[[ Material provided, beginning ]]

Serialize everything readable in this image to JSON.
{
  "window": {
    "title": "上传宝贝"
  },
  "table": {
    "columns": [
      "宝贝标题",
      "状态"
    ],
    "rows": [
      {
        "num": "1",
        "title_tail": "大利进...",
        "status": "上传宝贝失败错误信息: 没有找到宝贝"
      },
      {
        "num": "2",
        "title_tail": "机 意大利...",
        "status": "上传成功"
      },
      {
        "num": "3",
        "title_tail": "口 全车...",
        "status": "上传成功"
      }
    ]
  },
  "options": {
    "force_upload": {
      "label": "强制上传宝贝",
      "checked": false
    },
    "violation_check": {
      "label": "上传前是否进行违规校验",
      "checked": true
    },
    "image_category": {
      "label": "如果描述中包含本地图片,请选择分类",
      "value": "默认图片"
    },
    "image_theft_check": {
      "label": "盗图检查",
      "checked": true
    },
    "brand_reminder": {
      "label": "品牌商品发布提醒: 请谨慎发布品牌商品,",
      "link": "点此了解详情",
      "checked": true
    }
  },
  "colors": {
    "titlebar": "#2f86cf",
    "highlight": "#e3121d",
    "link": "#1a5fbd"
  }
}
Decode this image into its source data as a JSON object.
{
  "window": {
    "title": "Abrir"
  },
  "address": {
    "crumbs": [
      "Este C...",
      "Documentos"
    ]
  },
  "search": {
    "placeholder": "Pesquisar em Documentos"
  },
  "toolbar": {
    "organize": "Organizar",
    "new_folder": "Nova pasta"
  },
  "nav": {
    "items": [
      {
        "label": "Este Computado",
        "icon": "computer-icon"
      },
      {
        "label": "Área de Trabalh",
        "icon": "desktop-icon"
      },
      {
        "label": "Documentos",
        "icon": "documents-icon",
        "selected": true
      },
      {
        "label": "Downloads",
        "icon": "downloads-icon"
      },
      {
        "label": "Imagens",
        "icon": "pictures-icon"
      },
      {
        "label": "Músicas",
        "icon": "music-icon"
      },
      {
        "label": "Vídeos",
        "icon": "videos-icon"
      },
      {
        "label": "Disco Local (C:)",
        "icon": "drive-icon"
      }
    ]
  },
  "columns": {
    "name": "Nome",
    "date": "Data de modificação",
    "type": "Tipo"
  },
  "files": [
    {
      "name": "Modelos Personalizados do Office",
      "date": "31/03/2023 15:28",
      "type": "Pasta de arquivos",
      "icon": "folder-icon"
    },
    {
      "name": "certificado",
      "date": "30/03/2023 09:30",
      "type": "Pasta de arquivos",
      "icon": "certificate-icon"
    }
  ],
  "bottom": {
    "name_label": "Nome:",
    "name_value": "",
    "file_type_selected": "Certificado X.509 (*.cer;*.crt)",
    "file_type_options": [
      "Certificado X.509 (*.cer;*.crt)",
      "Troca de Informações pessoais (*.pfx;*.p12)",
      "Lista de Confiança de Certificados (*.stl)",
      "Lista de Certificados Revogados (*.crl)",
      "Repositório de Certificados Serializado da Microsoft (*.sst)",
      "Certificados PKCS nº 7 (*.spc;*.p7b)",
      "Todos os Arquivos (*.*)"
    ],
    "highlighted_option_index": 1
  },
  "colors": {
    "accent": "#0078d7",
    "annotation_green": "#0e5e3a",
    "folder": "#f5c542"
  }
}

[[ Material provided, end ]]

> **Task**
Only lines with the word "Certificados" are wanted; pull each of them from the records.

> **Solved exercise**
      "Lista de Confiança de Certificados (*.stl)",
      "Lista de Certificados Revogados (*.crl)",
      "Repositório de Certificados Serializado da Microsoft (*.sst)",
      "Certificados PKCS nº 7 (*.spc;*.p7b)",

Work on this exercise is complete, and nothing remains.